The web comprised nearly 42% of the growth in the U.S. retail market last year. E-commerce represented 11.7% of total sales in 2016, but ...
The online marketplace’s new design looks a lot like Pinterest.
EBay Inc. today introduced a redesigned e-commerce site that aims to offer shoppers a more personalized experience. The revamped eBay.com will roll out to all U.S. consumers in the next few weeks and to international shoppers in the next few months.
“Search results and recommendations are no longer enough,” said Devin Wenig, eBay’s president, as he introduced the site’s new look. “Consumers want insight. And they want personal, curated selection that is relevant to them, controlled by them. Consumers want experiences that are not intrusive but inspiring, experiences that don’t dictate but guide and assist, in ways that feel authentic and natural.”
As part of those changes, eBay added a “My feed” section that shows shoppers products it thinks they may like based on their buying and search history, as well as interests that eBay prompts them to share when they first visit ebay.com/feed.
The My feed section looks similar to Pinterest, the burgeoning social network where users collect and show off things they've found around the web. The My feed section features a dynamic image grid similar to that on Pinterest, and it enables a shopper to organize items he likes by clicking a Watching button that adds the item to his Watching list.
EBay also added new elements to consumers’ profiles that let shoppers share their interests with both buyers and sellers.
The online marketplace overhauled its product pages, making them cleaner and adding a large Buy It Now button that, when clicked, takes a shopper to a checkout page pre-populated with his shipping address and PayPal account information. A shopper can then complete his purchase with a single click, similar to the experience on Amazon.com.
EBay also quietly launched an online marketplace for local deals called eBay Lifestyle Deals in more than a dozen markets, including Chicago, Los Angeles and Dallas.
Today's moves dovetail with the recent launches of eBay’s new skinnier, sleeker logo and eBay Now, a mobile shopping app that lets consumers in San Francisco order online and have their purchases delivered the same day. Together the changes constitute the “new eBay,” said Wenig. “These changes and more reflect the new eBay and our evolution as a marketplace that connects the world to the things they need and love—anytime, anywhere,” he said.
The changes should help reestablish eBay as a place consumers turn to discover new products, says Scot Wingo, CEO of e-commerce services provider ChannelAdvisor Corp., which helps retailers sell on such online marketplaces as Amazon and eBay.

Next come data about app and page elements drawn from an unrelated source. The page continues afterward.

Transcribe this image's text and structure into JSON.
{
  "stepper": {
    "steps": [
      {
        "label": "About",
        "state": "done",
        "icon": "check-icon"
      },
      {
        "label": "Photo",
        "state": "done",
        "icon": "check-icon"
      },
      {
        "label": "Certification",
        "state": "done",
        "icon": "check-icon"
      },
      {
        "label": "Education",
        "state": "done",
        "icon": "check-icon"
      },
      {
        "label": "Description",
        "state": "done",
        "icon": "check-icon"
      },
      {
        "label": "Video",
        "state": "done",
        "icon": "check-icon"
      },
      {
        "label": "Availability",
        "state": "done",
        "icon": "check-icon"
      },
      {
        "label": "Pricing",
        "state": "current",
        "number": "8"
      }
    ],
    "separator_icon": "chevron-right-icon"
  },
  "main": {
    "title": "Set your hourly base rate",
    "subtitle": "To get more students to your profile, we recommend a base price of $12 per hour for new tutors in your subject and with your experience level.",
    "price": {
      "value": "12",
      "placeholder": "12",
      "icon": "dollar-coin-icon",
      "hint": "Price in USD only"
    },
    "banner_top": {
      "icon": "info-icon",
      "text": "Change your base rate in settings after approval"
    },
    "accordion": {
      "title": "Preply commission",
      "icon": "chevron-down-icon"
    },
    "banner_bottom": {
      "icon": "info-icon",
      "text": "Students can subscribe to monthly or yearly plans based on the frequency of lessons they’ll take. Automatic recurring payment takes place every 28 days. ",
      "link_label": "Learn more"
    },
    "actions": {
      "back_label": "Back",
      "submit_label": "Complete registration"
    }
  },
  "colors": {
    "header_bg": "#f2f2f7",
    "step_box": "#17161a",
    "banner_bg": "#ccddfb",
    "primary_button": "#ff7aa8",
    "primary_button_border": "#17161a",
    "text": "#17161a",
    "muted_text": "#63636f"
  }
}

"Over the years eBay has worked on the the basics of trust, search and seller quality, but it kind of has lost that serendipitous 'I was on eBay to get X and I found Y!' kind of experience," he says. "Sure we live in a world that is transactional and if you want X, eBay shouldn't get in the way, but there's a whole new crop of e-commerce start-ups like Gilt, Fab, Pinterest and Etsy that have been somewhat taking over that non-transactional experience that eBay used to dominate by surfacing products shoppers didn't realize they needed and driving impulse purchases. eBay looks to be very serious about reclaiming that throne."